In This Review

Lawless World: America and the Making and Breaking of Global Rules From FDR's Atlantic Charter to George W. Bush's Illegal War
Lawless World: America and the Making and Breaking of Global Rules From FDR's Atlantic Charter to George W. Bush's Illegal War
By Philippe Sands
Viking, 2005, 320 pp.

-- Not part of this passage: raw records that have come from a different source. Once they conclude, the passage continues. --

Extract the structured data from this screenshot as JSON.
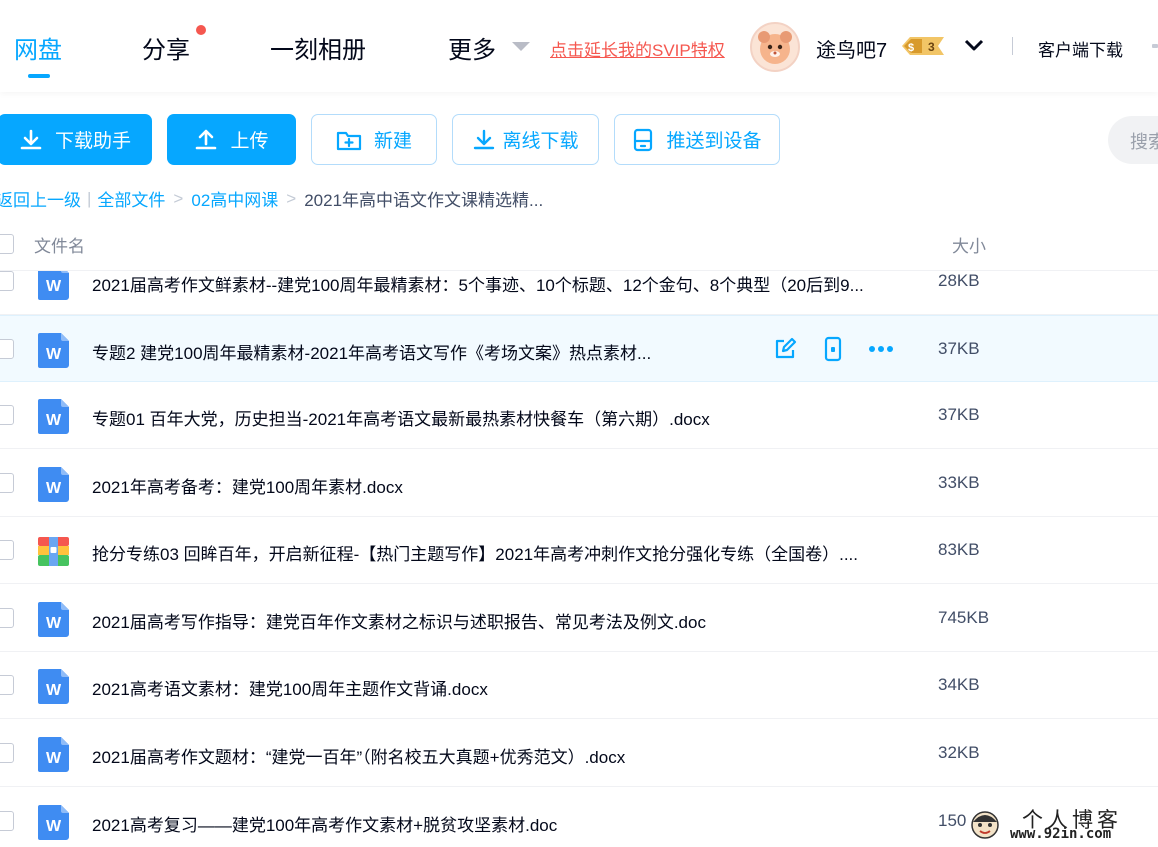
{
  "header": {
    "nav": [
      {
        "label": "网盘",
        "active": true
      },
      {
        "label": "分享",
        "has_notification": true
      },
      {
        "label": "一刻相册"
      },
      {
        "label": "更多"
      }
    ],
    "svip_link": "点击延长我的SVIP特权",
    "user": {
      "name": "途鸟吧7",
      "badge": "3",
      "badge_prefix": "$"
    },
    "client_download": "客户端下载"
  },
  "toolbar": {
    "download_helper": "下载助手",
    "upload": "上传",
    "new": "新建",
    "offline_download": "离线下载",
    "push_to_device": "推送到设备",
    "search_placeholder": "搜索"
  },
  "breadcrumb": {
    "back": "返回上一级",
    "all_files": "全部文件",
    "folder": "02高中网课",
    "current": "2021年高中语文作文课精选精..."
  },
  "table": {
    "col_name": "文件名",
    "col_size": "大小",
    "rows": [
      {
        "name": "2021届高考作文鲜素材--建党100周年最精素材：5个事迹、10个标题、12个金句、8个典型（20后到9...",
        "size": "28KB",
        "type": "word"
      },
      {
        "name": "专题2 建党100周年最精素材-2021年高考语文写作《考场文案》热点素材...",
        "size": "37KB",
        "type": "word",
        "hover": true
      },
      {
        "name": "专题01 百年大党，历史担当-2021年高考语文最新最热素材快餐车（第六期）.docx",
        "size": "37KB",
        "type": "word"
      },
      {
        "name": "2021年高考备考：建党100周年素材.docx",
        "size": "33KB",
        "type": "word"
      },
      {
        "name": "抢分专练03 回眸百年，开启新征程-【热门主题写作】2021年高考冲刺作文抢分强化专练（全国卷）....",
        "size": "83KB",
        "type": "archive"
      },
      {
        "name": "2021届高考写作指导：建党百年作文素材之标识与述职报告、常见考法及例文.doc",
        "size": "745KB",
        "type": "word"
      },
      {
        "name": "2021高考语文素材：建党100周年主题作文背诵.docx",
        "size": "34KB",
        "type": "word"
      },
      {
        "name": "2021届高考作文题材：“建党一百年”（附名校五大真题+优秀范文）.docx",
        "size": "32KB",
        "type": "word"
      },
      {
        "name": "2021高考复习——建党100年高考作文素材+脱贫攻坚素材.doc",
        "size": "150",
        "type": "word"
      }
    ]
  },
  "watermark": {
    "title": "个人博客",
    "url": "www.92in.com"
  },
  "colors": {
    "accent": "#06a7ff",
    "alert": "#f5574f",
    "text": "#03081a",
    "word_icon": "#3f8cf2"
  },
  "icons": [
    "download-icon",
    "upload-icon",
    "folder-plus-icon",
    "offline-download-icon",
    "device-icon",
    "edit-icon",
    "phone-icon",
    "more-icon",
    "word-file-icon",
    "archive-file-icon",
    "chevron-down-icon"
  ]
}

After World War II, the United States and the United Kingdom championed a global order built in part around multilateral rules and institutions, but recently their enthusiasm seems to have waned. This book, by a British international lawyer, offers an impassioned and critical narrative of this 60-year drama of power and law. Over the decades, international law itself has undergone a "silent revolution," in which rules increasingly reach into the "nooks and crannies" of everyday life. At the same time, the United States has become more powerful and less willing to put up with this deepening system. Sands also sees a change in American attitudes: international rules are now viewed as constraints rather than opportunities -- a return to an earlier era of national exceptionalism. The book leaves unclear how deeply rooted this alleged American estrangement from international law really is. Is the United States abandoning or simply renegotiating global rules? But Sands still poses an important challenge: to reconnect the world of law to American values and interests.